As a financial advisor and CPA, I often receive tax questions from my clients. One that has been coming up a lot in the past year is: “Should I convert my non-Roth retirement plan (401(k), traditional IRA, 403(b) or 457(b)) to a Roth IRA?” The question isn’t surprising, given the new rules that took effect January 1 for Roth IRA conversions.
The short answer, which should not surprise you, is: “It depends.”
The issue is complex, and the answer for one person can be radically different from the answer for someone else. Converting might be a boon, a mixed bag or a mistake, all depending on your circumstances.
It’s worse than that, because the only way to make sure you’re making the right choice is to know some variables of the future which simply cannot be known.
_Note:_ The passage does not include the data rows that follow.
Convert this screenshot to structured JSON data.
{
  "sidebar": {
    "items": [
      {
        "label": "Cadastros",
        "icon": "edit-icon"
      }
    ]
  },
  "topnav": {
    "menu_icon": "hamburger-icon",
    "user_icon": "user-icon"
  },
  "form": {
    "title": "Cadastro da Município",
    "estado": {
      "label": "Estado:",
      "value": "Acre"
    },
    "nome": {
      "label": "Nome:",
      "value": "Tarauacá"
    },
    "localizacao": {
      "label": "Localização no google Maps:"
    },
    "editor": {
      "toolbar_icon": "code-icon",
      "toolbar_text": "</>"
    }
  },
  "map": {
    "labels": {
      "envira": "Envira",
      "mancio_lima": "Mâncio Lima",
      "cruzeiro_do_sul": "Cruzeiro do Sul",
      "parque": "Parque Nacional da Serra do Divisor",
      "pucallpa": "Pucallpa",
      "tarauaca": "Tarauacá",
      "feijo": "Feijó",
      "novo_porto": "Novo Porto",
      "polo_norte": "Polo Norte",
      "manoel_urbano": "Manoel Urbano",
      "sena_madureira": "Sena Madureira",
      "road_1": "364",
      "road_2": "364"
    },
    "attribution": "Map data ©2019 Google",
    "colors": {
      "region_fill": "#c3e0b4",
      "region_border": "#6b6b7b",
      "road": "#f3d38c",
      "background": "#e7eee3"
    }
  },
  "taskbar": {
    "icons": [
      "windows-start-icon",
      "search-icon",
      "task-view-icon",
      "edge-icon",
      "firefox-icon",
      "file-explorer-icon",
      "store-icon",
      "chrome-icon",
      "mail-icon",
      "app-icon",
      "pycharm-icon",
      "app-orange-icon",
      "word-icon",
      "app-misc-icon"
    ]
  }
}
My bottom-line advice is to seek professional advice from your tax advisor, your financial advisor or your tax attorney before you take the plunge.
A word of caution
The difficulty with Roth conversions, like the difficulty for many tax strategies, is that the right answers cannot be known in advance. You usually cannot know your future income for sure. You cannot know what Congress will do to the tax code. And you cannot know future tax rates. In each case, the best you can do is guess. (more…)
Much of the financial industry is hurting these days, and you can bet that Wall Street is working overtime to hook investors in one way or another. Insurance companies are promoting a product that looks (at least to them) like a winner, especially during tough times.
You can barely pick up a financial publication lately without seeing ads for fixed indexed annuities, often called equity index annuities. The ads promise a lot. But does the product deliver the goods?
Many investors seem to think so. An estimated $26.7 billion went into equity index annuities in 2008, according to AnnuitySpecs.com’s Advantage Index Sales & Market Report. I think there are three main reasons. First, they offer downside capital protection at a time when nothing seems to be working for investors. Second, they seem to offer market-like returns. Third, sales representatives are being paid high commissions to push them.
If you haven’t seen or heard the pitches for equity index annuities, you probably will before long. Wall Street has identified this as a profitable product – profitable, that is, for Wall Street.
Here’s what you may be told: With a fixed indexed annuity you get a guaranteed minimum rate of return or the return based on an underlying stock index, whichever is higher. What could be nicer? Upside potential and no downside risk. Wall Street would like you to believe that finally somebody has devised a product that’s on your side all the way.
Technically, the claims are accurate. If you wait long enough (think about up to 16 years), you can get all your money back plus some return. However ……. (more…)
Do commodities have a rightful place in a broadly diversified portfolio? The obvious answer seems to be yes, they do. However, after a lot of careful study and thought we have concluded that the right answer is still no, they don’t.
Commodity prices across the board are at all time highs. Experts say the world is running out of natural resources and that production will not keep up with the rising demand from fast growing emerging economies.
From a portfolio point of view, commodities also have attractive characteristics. While commodity prices are quite volatile, they tend to zig and zag independently of stock and bond prices. Due to the uncorrelated price movements, adding a small amount of commodity exposure can actually lower overall portfolio risk for a given expected return.
There is also a small measure of portfolio insurance gained from commodity exposure. During a rare commodity-related crisis, such as the Arab oil embargo in 1973, a dramatic rise in commodity prices will help buffer the decline in both stocks and bonds. Commodity exposure can also provide some insurance against political risk, since many of the nations currently rich in natural resources also tend to be somewhat politically unstable.
For all of the reasons briefly described, we were keenly interested in adding commodities to our model portfolios. This was a hard problem with many subtleties and conflicting expert opinions to work through. Contrary to our expectations, after careful study, we recommend leaving commodities out of a diversified investment portfolio. (more…)